Gotta go now, thanks for the support and ideas, feel a bit more confident about getting through this. I was on my own earlier and quite pissed off about everything. Night all.x

asdx2 Wed 05-Jan-11 22:20:33

Ds's den was a spot behind the sofa with big cushions bean bags, a space blanket,fur,silk, lights and fiddlies that had to stay in the den. It's only now as he's got older that his room is his den.
Ds hates to be touched so would never manhandle him anyway because it'd be asking for trouble. Even now I ask permission before touching him even though I am almost certain that he wouldn't hit me nowadays. Good job really he's a foot taller than I am shock

MrsYamada Thu 06-Jan-11 09:26:22

I think part of the reason the violence has escalated is because he realises he is almost as strong as me now! He is more wary of DH who is a big bloke. I'm dreading him getting bigger, that's part of the reason I want to get this sorted now.

We could make a den downstairs somewhere but the layout makes it very hard to keep him away from things he could break/use as weapons! I suppose if we make the den as attractive as possible and provide targets as suggested...DH has some kind of 'Countdown' chart in mind but quite often DS goes beyond the point of reasoning very quickly. We will keep working at it though. Today is a fresh day! smile

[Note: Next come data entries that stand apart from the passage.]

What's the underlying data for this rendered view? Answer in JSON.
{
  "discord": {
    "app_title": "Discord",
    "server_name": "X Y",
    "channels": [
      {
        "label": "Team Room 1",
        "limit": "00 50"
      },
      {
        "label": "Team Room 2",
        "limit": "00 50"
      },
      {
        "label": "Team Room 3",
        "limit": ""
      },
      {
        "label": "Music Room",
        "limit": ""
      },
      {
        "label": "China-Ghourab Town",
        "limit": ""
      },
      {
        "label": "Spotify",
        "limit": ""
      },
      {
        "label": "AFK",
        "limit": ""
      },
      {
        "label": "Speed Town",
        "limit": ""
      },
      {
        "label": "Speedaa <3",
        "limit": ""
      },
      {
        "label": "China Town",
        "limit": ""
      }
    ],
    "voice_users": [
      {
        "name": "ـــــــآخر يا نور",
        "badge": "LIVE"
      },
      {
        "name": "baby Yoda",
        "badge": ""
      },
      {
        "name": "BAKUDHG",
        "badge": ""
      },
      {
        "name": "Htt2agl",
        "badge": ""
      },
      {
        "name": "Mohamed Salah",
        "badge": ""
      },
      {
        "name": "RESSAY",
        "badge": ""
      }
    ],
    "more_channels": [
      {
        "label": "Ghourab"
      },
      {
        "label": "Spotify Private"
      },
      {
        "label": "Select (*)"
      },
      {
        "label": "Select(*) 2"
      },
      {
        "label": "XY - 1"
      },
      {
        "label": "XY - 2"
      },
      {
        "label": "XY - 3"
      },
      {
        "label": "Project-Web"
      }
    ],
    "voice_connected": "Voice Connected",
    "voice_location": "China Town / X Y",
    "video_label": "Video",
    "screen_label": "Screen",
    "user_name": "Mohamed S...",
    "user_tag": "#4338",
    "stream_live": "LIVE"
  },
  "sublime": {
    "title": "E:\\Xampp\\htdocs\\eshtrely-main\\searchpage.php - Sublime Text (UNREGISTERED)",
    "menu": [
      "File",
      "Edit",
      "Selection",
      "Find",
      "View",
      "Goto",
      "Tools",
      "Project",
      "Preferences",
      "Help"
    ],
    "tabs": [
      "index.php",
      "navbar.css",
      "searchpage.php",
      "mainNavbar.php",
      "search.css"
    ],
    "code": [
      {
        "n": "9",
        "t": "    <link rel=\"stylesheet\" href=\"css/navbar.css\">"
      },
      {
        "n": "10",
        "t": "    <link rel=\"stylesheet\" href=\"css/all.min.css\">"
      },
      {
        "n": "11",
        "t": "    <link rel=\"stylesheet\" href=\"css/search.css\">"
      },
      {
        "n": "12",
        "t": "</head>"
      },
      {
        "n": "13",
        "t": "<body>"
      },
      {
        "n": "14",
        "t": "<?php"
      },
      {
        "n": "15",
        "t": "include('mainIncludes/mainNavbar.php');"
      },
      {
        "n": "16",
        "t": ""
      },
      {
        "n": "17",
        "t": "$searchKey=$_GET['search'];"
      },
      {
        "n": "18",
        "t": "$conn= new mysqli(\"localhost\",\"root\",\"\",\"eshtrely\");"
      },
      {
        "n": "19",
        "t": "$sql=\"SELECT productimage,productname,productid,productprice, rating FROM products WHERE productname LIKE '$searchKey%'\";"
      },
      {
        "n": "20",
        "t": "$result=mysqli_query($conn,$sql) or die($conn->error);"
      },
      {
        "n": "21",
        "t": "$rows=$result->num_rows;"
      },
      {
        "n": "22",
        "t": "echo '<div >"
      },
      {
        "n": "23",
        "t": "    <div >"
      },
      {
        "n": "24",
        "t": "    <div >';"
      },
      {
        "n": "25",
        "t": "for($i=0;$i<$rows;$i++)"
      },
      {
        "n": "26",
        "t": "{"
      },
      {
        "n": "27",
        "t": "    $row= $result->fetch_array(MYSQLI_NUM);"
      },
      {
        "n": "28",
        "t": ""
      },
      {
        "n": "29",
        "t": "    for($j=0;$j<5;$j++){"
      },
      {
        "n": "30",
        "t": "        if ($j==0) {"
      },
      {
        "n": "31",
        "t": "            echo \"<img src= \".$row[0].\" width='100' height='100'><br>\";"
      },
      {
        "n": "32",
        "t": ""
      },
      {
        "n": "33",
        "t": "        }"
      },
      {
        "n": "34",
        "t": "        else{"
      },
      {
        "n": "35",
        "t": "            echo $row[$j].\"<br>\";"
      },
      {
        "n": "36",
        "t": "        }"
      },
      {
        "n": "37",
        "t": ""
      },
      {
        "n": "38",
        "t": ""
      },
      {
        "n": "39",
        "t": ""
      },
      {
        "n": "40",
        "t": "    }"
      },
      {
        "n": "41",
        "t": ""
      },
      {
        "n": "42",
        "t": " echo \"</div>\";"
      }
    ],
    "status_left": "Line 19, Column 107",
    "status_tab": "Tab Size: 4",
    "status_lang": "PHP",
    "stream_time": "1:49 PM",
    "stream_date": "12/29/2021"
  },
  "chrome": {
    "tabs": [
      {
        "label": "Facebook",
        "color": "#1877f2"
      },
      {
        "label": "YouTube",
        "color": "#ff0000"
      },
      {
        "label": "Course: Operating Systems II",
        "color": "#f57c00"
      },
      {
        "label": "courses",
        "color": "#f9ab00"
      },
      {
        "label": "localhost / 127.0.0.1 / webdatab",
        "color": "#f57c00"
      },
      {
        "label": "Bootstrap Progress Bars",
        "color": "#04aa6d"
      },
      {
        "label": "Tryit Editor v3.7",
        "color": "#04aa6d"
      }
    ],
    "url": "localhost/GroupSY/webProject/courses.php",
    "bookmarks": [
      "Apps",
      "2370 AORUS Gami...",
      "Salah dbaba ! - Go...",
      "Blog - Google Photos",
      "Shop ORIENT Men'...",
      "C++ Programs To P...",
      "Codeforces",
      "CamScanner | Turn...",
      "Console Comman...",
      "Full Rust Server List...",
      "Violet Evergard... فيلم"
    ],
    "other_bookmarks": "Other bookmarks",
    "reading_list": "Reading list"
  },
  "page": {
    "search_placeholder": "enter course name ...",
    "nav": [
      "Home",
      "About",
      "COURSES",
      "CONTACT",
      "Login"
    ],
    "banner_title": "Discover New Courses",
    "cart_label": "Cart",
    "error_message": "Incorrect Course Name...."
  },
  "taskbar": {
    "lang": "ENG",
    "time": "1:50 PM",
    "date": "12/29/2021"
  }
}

Thanks for the tips.

purplepidjin Thu 06-Jan-11 09:48:18

An indoor tent can be good as a den - especially if only he is allowed in there! You can put all sorts of sensory stuff in, too like a weighted blanket, textured fidget toys, calm music, coloured lights...

Do you do what I know as a Life Space Interview afterwards? It has different names, but basically means that you talk through what happened when he's calmed down after an aggressive incident. Get him to tell you what he thinks happened, don't judge even if you remember something totally different, and talk about how it made him and you feel. Writing stuff down and drawing cartoon pictures can help if he struggles to actually speak about it.

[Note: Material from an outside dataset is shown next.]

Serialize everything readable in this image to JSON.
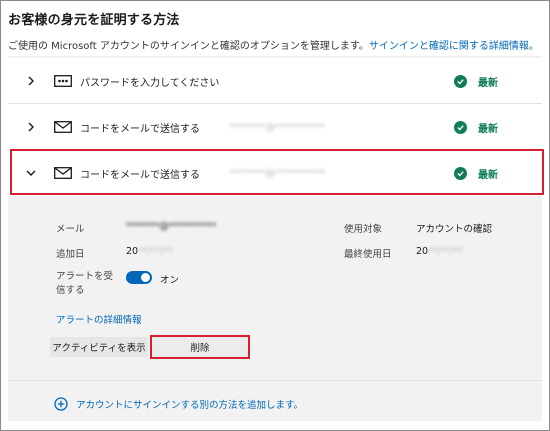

MrsYamada Thu 06-Jan-11 14:13:25

We do talk about it afterwards, but not actually heard of a Life Space Interview. It it's hard to get him to realise we are hurt or unhappy. Drawing about it might be useful as he likes to draw and it has quite a calming affect on him. It doesn't matter how heated things get he doesn't really get upset by it, unless we remove something he likes but then that can quite often make things a lot worse. I am keeping a kind of diary of these things to see if we can pinpoint specific triggers.

We did try a tent before but it became more of a toy than a den, and he is getting a bit big for most indoor things. I think maybe a safe 'area' is the way to go, hopefully make it enticing enough for him to stay there.

Sorry, it's a bit rambling but I'm trying to work out in my head what we can do and what might work.

purplepidjin Thu 06-Jan-11 18:22:44

Don't worry, Life Space Interview is what it's called when you're trained in Therapeutic Crisis Intervention, by Cornell University. If he likes drawing, have a google of Visual Conversations smile

MrsYamada Thu 06-Jan-11 22:54:02

Will do - thanks!

purplepidjin Thu 06-Jan-11 22:57:23

I'm pretty sure that any talking about it you can do when you're all calm will be beneficial. But that can be hard without a structure - it feels really false and stilted when you start! After a few, you'll both get used to the idea. And keep persevering, even if it starts to trigger him again. It's beneficial in the long run smile

Join the discussion

Registering is free, easy, and means you can join in the discussion, watch threads, get discounts, win prizes and lots more.

Register now »

Already registered? Log in with: